If you’ve read my last blog, you’ll already know the process that I went through to commit to writing a novel. It wasn’t a commitment to anyone but myself, but I felt it personally and deeply. It seemed a challenge that would be meaningful and perhaps difficult, but something that I could do that would provide a level of satisfaction. I was soon to learn that my ambition was, in so many ways, well beyond my ability. 

I am not suggesting that my writing is in any way aligned with the great Stephen King (not even a Shadow😁), but I’d read that he wrote most days and wrote about 6 pages a day. He has been such a prolific writer for such a long time, so I considered him someone that I could learn from in terms of effective writing habits. I had no idea how many pages it would take to tell my story. It would take as many as it would take. So using Stephen King’s work as a best practice to aspire to, I figured that writing a book of between 150,000 and 200,000 words, 300 to 350 pages, might take me up to 12 months, given that I didn’t intend to tackle the task every day and that I was new to it. I intended to fit writing around all of the other things in my life, which has its benefits and shortcomings. The biggest shortcoming in that strategy was a lack of continuity. Sometimes I didn’t touch the book for several months and that meant reading and re-reading the lead in chapters to ensure continuity. That didn’t always work though. Once I (thought I) was done, I found multiple events that lacked the story attachment from earlier in the book, that I had intended. I discovered that to then retrofit such attachment within the storyline had serious knock-on impacts on other elements of the story. I found this endlessly frustrating and it often resulted in me taking another hiatus from writing while I stepped back to try and figure out just how to regain alignment. 

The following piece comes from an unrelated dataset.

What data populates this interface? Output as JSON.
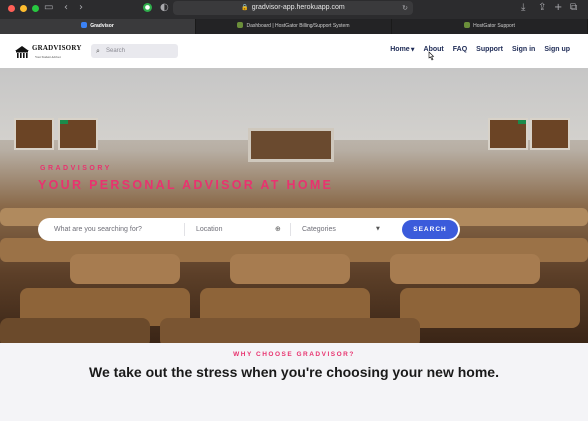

My learning here was that I needed to adopt a more regular routine of writing and that a focus on the chronology of the story was so important. Using Stephen King as an example again, as I understand it, he writes for about 4 hours every morning (with next to no exceptions), during which time he entered what he called a ‘writing state’. I don’t think that I ever found such a sweet spot, but I did, at rare times when the words just flowed from my mind to the screen, suddenly find that hours had passed, with many pages written. The pages that materialised during these windows also happened to be parts of the story that I was happiest with and my most mistake-free form. So maybe I did nudge towards a sort of ‘writer’s state’ occasionally. I subsequently learned that the Australian best-selling author, Jane Harper, whose work I love, was also very disciplined and wrote every day. Unfortunately, it wasn’t until near the end of my work that I adopted the ‘write every day’ discipline that then helped me so much in continuity and productivity. 

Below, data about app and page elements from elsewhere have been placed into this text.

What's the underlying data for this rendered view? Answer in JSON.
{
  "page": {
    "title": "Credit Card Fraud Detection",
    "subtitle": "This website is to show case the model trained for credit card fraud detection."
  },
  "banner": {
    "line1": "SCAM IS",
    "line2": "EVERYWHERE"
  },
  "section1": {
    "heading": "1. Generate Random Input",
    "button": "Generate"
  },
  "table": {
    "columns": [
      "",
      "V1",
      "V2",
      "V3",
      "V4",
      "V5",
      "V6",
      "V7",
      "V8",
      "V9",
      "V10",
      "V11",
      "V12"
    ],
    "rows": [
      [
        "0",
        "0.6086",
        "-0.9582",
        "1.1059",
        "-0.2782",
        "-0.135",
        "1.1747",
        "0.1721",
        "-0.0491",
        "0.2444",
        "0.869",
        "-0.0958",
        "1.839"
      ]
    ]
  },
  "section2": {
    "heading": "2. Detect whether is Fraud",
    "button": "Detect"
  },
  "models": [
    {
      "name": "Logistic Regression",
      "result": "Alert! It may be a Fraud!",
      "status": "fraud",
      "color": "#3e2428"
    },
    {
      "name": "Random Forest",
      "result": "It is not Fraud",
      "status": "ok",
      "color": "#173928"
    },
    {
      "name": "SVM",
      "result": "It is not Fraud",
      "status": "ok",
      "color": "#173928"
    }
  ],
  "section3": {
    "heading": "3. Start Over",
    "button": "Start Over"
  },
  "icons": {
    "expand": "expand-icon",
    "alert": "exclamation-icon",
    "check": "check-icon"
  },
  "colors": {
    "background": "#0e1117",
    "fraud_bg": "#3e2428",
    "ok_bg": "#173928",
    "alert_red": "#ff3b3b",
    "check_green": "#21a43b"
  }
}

My poor habits are why it took me so long to finish ‘The Shadow’. As I pointed out in an earlier blog, I started thinking about the book a decade ago but hadn’t progressed beyond a broad outline of the plot and a few pages after five years. Clearly, I wasn’t serious about it. Then my employment situation changed and I had more time, but with my sloppy work habits, it still took me another three and a half years or so to finish my first draft. That time passed quickly but when I got to that point, I looked back on what had held me back and ate away at the calendar. It came down to a few things. Firstly, a basic lack of a writer’s discipline. I’ll be much better at that (and other things) in the future. Secondly, I was torn at times about how deeply I could go into detail with elements of the story that actually happened, where people were deeply hurt and are still hurting. I didn’t want my book to become a vehicle for deeper pain. And lastly, I can attest that there really is something called ‘writer’s block’. I looked for a definition and it’s basically a condition or problem that prevents a writer from writing or finishing a piece of work. My longest period of blockage was almost six months. That doesn’t mean that I disassociated myself from the book during that period; far from it. I thought about it every day but had trouble deciding how to get to the next place I wanted to take the story. I tried mind mapping, I tried reading other people’s work, and I tried not even turning the computer on, but nothing seemed to help. In the end, I committed to spending time daily with the story and writing something. Anything! I needed something to get the juices flowing again, and eventually, they came. I estimate that in total, around 12 months were lost to writer’s block. This was almost exclusively an issue in the first couple of years. As I applied myself more, the issue disappeared, so that was another lesson learned. 

Stay tuned and next time I’ll share the challenges I had once I proudly downed tools on my completed first draft.